The best comedy makes you think, and the season premiere of Key & Peele did not waste any time getting serious. The episode closed with a sketch on police brutality and trigger-happy culture. Keegan Michael-Key, dressed as a white police officer, went through a neighborhood and routinely shot down innocent black men while letting increasingly dangerous white men walk free. The sketch is parodying the reports we often get about police officers who allegedly profile and brutalize seemingly innocent people of color. It also calls attention to our national disillusionment and seeming disinterest in mass shootings.
Because this is a comedy sketch and not a documentary, the scene quickly heightened and became somewhat cartoonish. According to the officer, a man holding a stuffed giraffe had a "big fluffy gun," and the cop even shot his own captain after mistaking his styrofoam coffee cup for a weapon. He asked a white man armed and with visible ammunition to please vacate the area as it had been deemed "dangerous." Naturally, this is all to call attention to the crazy double standards at play.

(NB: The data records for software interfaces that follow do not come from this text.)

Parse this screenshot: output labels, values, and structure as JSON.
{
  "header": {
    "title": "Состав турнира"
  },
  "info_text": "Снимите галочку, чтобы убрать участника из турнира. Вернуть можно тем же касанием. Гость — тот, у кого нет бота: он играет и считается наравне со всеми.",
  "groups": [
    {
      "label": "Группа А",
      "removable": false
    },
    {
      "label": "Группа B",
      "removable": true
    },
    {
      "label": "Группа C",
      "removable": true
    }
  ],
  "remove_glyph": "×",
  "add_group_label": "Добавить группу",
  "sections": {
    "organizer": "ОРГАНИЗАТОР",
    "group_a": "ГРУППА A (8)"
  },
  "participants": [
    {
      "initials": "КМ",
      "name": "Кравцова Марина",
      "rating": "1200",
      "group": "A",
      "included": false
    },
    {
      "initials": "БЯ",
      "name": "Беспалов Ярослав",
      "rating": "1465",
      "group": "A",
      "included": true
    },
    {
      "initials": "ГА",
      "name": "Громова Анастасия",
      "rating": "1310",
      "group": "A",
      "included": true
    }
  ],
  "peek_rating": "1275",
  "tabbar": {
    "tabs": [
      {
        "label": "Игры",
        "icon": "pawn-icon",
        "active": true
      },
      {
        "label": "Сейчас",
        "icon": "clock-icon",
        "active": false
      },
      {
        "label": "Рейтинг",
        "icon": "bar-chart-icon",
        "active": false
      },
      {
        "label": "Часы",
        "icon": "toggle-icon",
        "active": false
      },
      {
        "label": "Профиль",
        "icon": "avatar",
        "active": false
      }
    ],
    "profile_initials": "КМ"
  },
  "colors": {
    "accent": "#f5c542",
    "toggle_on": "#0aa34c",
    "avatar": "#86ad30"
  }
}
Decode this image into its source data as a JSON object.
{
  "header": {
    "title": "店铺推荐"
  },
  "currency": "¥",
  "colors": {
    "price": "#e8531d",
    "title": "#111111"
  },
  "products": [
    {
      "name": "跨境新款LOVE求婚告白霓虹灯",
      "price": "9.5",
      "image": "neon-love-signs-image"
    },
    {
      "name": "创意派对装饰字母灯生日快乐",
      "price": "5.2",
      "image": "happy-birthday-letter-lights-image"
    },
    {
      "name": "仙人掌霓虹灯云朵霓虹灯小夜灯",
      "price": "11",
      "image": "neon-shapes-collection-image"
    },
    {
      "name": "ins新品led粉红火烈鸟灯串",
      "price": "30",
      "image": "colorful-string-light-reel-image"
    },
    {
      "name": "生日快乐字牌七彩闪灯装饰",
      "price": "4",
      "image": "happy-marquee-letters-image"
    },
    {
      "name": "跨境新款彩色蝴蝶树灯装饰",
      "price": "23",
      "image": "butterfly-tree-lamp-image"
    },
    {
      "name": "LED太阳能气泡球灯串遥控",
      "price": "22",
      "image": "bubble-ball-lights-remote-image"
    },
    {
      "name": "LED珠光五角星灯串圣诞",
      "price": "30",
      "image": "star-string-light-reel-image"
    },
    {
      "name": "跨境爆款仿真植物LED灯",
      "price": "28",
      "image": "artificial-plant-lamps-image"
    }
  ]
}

At the end of the sketch, the cop seemingly recognized his wrongs, but shrugged it off saying "the last seven came out of nowhere!"
Of course, it was funny in a way that's also very not funny. By definition, satire exists on a very thin line. If the sketch makes you uncomfortable it absolutely should, because this is a very real issue in our society. Nervous laughter is just as valuable, especially when it comes to social messages. I much prefer something like this than shock for shock's sake. Key & Peele have covered this issue before with a musical sketch last year as well as the 2013 sketch "Hoodie," but the message this time around is clear — enough is enough. This kind of racism is deadly, horrifying, and exhausting. It needs to end.
Image: Ian White/Comedy Central